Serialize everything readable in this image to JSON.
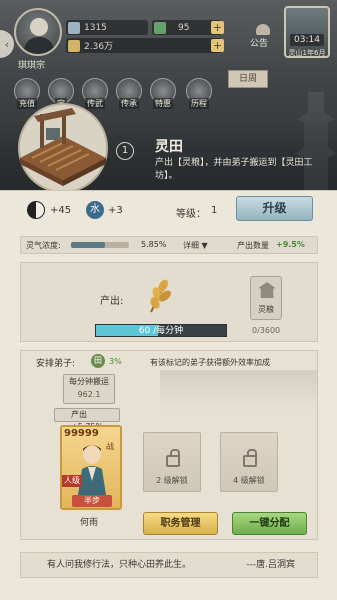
{
  "header": {
    "sect_name": "琪琪宗",
    "stone_value": "1315",
    "jade_value": "95",
    "money_value": "2.36万",
    "announce_label": "公告",
    "date_time": "03:14",
    "date_text": "灵山1年6月",
    "flag_label": "日周"
  },
  "nav": [
    {
      "label": "充值"
    },
    {
      "label": "宝"
    },
    {
      "label": "传武"
    },
    {
      "label": "传承"
    },
    {
      "label": "特惠"
    },
    {
      "label": "历程"
    }
  ],
  "building": {
    "level_badge": "1",
    "title": "灵田",
    "desc": "产出【灵粮】，并由弟子搬运到【灵田工坊】。"
  },
  "stats": {
    "yin_yang": "+45",
    "water_label": "水",
    "water_value": "+3",
    "level_label": "等级：",
    "level_value": "1",
    "upgrade_label": "升级"
  },
  "concentration": {
    "label": "灵气浓度:",
    "fill": 0.58,
    "percent": "5.85%",
    "detail": "详细 ▼",
    "output_label": "产出数量",
    "output_value": "+9.5%"
  },
  "production": {
    "label": "产出:",
    "progress_fill": 0.48,
    "progress_text": "60 /每分钟",
    "store_label": "灵粮",
    "store_count": "0/3600"
  },
  "disciples": {
    "arrange_label": "安排弟子:",
    "badge": "田",
    "bonus_pct": "3%",
    "hint": "有该标记的弟子获得额外效率加成",
    "tag_title": "每分钟搬运",
    "tag_value": "962.1",
    "output_tag": "产出+5.75%",
    "card_stars": "99999",
    "card_rank": "人级",
    "card_state": "半步",
    "card_side": "战",
    "disciple_name": "何雨",
    "slot1": "2 级解锁",
    "slot2": "4 级解锁",
    "btn_manage": "职务管理",
    "btn_assign": "一键分配"
  },
  "quote": {
    "text": "有人问我修行法，只种心田养此生。",
    "author": "---唐.吕洞宾"
  },
  "colors": {
    "upgrade": "#94b4c0",
    "progress": "#5fc6d8",
    "assign": "#6fae4f",
    "manage": "#d8b24d"
  }
}
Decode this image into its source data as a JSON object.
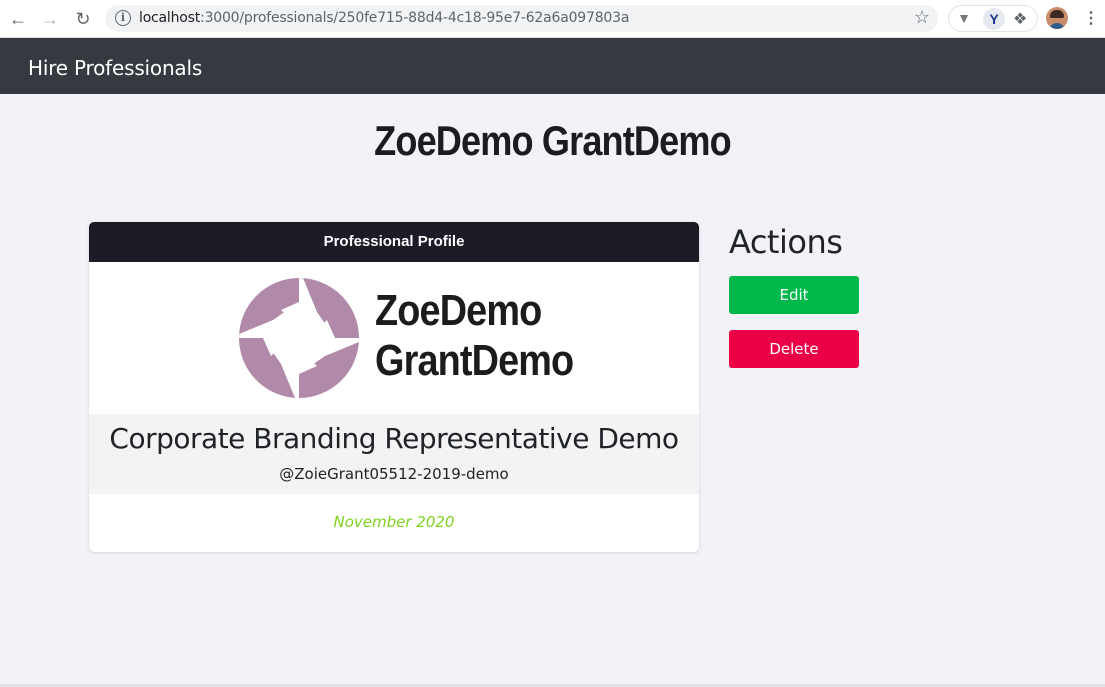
{
  "browser": {
    "url_host": "localhost",
    "url_path": ":3000/professionals/250fe715-88d4-4c18-95e7-62a6a097803a"
  },
  "navbar": {
    "brand": "Hire Professionals"
  },
  "page": {
    "title": "ZoeDemo GrantDemo"
  },
  "card": {
    "header": "Professional Profile",
    "logo_first": "ZoeDemo",
    "logo_last": "GrantDemo",
    "job_title": "Corporate Branding Representative Demo",
    "handle": "@ZoieGrant05512-2019-demo",
    "date": "November 2020",
    "logo_color": "#b08aa8"
  },
  "actions": {
    "title": "Actions",
    "edit_label": "Edit",
    "delete_label": "Delete"
  },
  "colors": {
    "navbar_bg": "#343a40",
    "edit": "#00b94a",
    "delete": "#eb0046",
    "date": "#7ed321"
  }
}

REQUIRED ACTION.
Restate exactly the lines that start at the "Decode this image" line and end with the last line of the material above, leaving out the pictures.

WORKED SOLUTION.
Decode this image into its source data as a JSON object.
{
  "browser": {
    "url_host": "localhost",
    "url_path": ":3000/professionals/250fe715-88d4-4c18-95e7-62a6a097803a"
  },
  "navbar": {
    "brand": "Hire Professionals"
  },
  "page": {
    "title": "ZoeDemo GrantDemo"
  },
  "card": {
    "header": "Professional Profile",
    "logo_first": "ZoeDemo",
    "logo_last": "GrantDemo",
    "job_title": "Corporate Branding Representative Demo",
    "handle": "@ZoieGrant05512-2019-demo",
    "date": "November 2020",
    "logo_color": "#b08aa8"
  },
  "actions": {
    "title": "Actions",
    "edit_label": "Edit",
    "delete_label": "Delete"
  },
  "colors": {
    "navbar_bg": "#343a40",
    "edit": "#00b94a",
    "delete": "#eb0046",
    "date": "#7ed321"
  }
}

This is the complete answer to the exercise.